On November 2, 2014, a Minnesota patient detached a metal bar from his hospital bed and used it to attack four nurses; one nurse suffered a collapsed lung, another broke her wrist, and the others had cuts and bruises . . . as well as bad memories of the night.

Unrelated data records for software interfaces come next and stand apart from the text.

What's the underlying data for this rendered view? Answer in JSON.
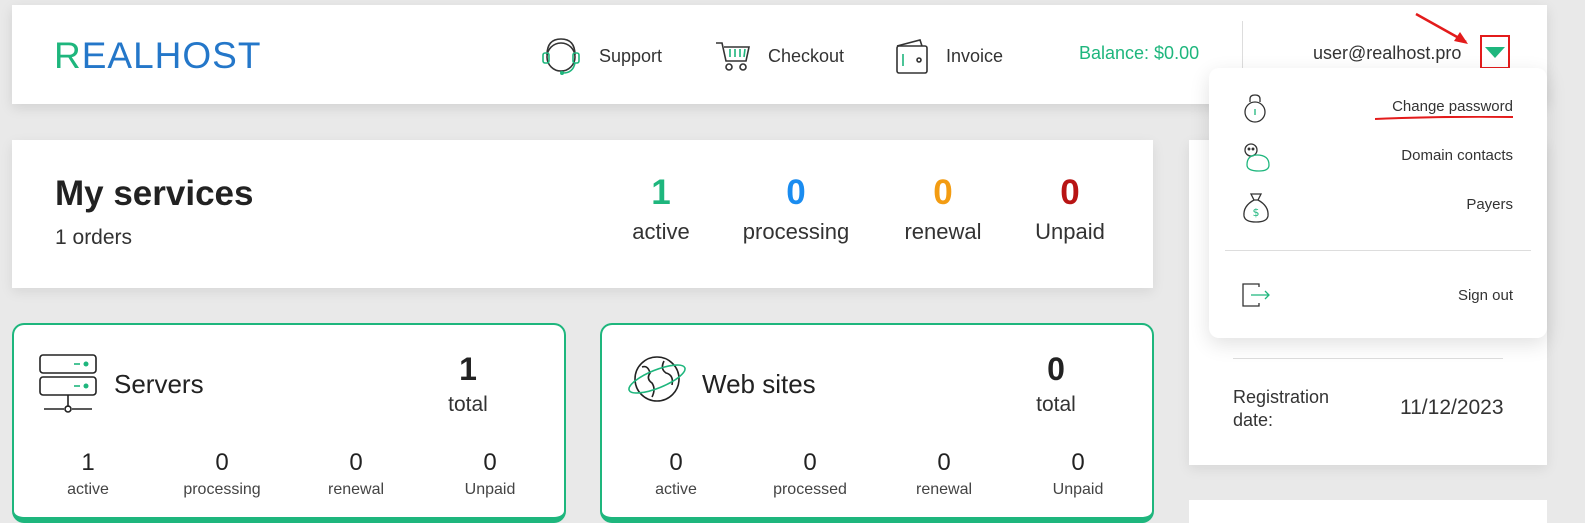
{
  "header": {
    "logo": {
      "first": "R",
      "rest": "EALHOST"
    },
    "nav": [
      {
        "label": "Support",
        "icon": "support-headset-icon"
      },
      {
        "label": "Checkout",
        "icon": "cart-icon"
      },
      {
        "label": "Invoice",
        "icon": "wallet-icon"
      }
    ],
    "balance": "Balance: $0.00",
    "user_email": "user@realhost.pro",
    "dropdown_icon": "chevron-down-icon"
  },
  "dropdown_menu": {
    "items": [
      {
        "label": "Change password",
        "icon": "lock-icon"
      },
      {
        "label": "Domain contacts",
        "icon": "contacts-icon"
      },
      {
        "label": "Payers",
        "icon": "money-bag-icon"
      },
      {
        "label": "Sign out",
        "icon": "sign-out-icon"
      }
    ]
  },
  "services": {
    "title": "My services",
    "orders": "1 orders",
    "stats": [
      {
        "value": "1",
        "label": "active",
        "color": "#1eb67d"
      },
      {
        "value": "0",
        "label": "processing",
        "color": "#1a8cf0"
      },
      {
        "value": "0",
        "label": "renewal",
        "color": "#f39c12"
      },
      {
        "value": "0",
        "label": "Unpaid",
        "color": "#b81414"
      }
    ]
  },
  "cards": [
    {
      "title": "Servers",
      "icon": "server-icon",
      "total": "1",
      "total_label": "total",
      "stats": [
        {
          "value": "1",
          "label": "active"
        },
        {
          "value": "0",
          "label": "processing"
        },
        {
          "value": "0",
          "label": "renewal"
        },
        {
          "value": "0",
          "label": "Unpaid"
        }
      ]
    },
    {
      "title": "Web sites",
      "icon": "globe-icon",
      "total": "0",
      "total_label": "total",
      "stats": [
        {
          "value": "0",
          "label": "active"
        },
        {
          "value": "0",
          "label": "processed"
        },
        {
          "value": "0",
          "label": "renewal"
        },
        {
          "value": "0",
          "label": "Unpaid"
        }
      ]
    }
  ],
  "account": {
    "registration_label": "Registration date:",
    "registration_date": "11/12/2023"
  },
  "colors": {
    "accent": "#1eb67d",
    "brand_blue": "#2477c9",
    "annotation_red": "#e31b1b"
  }
}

While some people might view the frightening event as an oddity, the Bureau of Labor Statistics reports that healthcare workers are some of the most likely workers to be attacked while on the job. According to OSHA, two out of three (on-the-job) physical assaults happen in the medical care and social service industries, and the numbers are going up. A survey underwritten by the Foundation of the International Association for Healthcare Security and Safety (IAHSS) found that the number of crimes increased by nearly 37 percent in just two years, from just under 15,000 in 2010 to more than 20,500 in 2012. Reported crimes included simple assault, larceny and theft, vandalism, rape, sexual assault and homicide. Even more disturbing than this increased number of violent crimes in healthcare settings is the likelihood that many incidents are not reported – at least one half, according to U.S. Department of Justice estimates.